### INSTRUCTIONS TO FOLLOW
Reproduce every line in the listing that contains the word "time".

### SUPPLIED RECORDS
§

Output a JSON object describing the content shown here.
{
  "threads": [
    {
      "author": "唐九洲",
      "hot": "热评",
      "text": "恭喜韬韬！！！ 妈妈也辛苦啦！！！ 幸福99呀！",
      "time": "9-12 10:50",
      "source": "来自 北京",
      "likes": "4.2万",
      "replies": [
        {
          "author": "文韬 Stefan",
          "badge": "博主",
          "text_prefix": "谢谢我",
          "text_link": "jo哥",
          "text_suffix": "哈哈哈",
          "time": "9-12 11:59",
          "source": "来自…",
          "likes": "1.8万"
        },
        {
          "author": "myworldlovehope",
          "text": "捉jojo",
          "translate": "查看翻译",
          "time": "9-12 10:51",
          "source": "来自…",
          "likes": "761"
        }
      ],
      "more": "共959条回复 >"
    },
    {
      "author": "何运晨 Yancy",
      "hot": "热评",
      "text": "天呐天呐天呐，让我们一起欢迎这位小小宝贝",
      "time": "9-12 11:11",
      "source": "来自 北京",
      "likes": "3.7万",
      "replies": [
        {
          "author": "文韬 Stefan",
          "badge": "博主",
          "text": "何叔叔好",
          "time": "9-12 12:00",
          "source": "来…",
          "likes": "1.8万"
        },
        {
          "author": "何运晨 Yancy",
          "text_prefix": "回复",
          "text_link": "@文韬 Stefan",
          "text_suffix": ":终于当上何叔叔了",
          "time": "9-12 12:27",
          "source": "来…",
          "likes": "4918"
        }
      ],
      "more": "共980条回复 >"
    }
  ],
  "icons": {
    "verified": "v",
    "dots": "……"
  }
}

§

### SOLUTION FOR THIS EXERCISE
      "time": "9-12 10:50",
          "time": "9-12 11:59",
          "time": "9-12 10:51",
      "time": "9-12 11:11",
          "time": "9-12 12:00",
          "time": "9-12 12:27",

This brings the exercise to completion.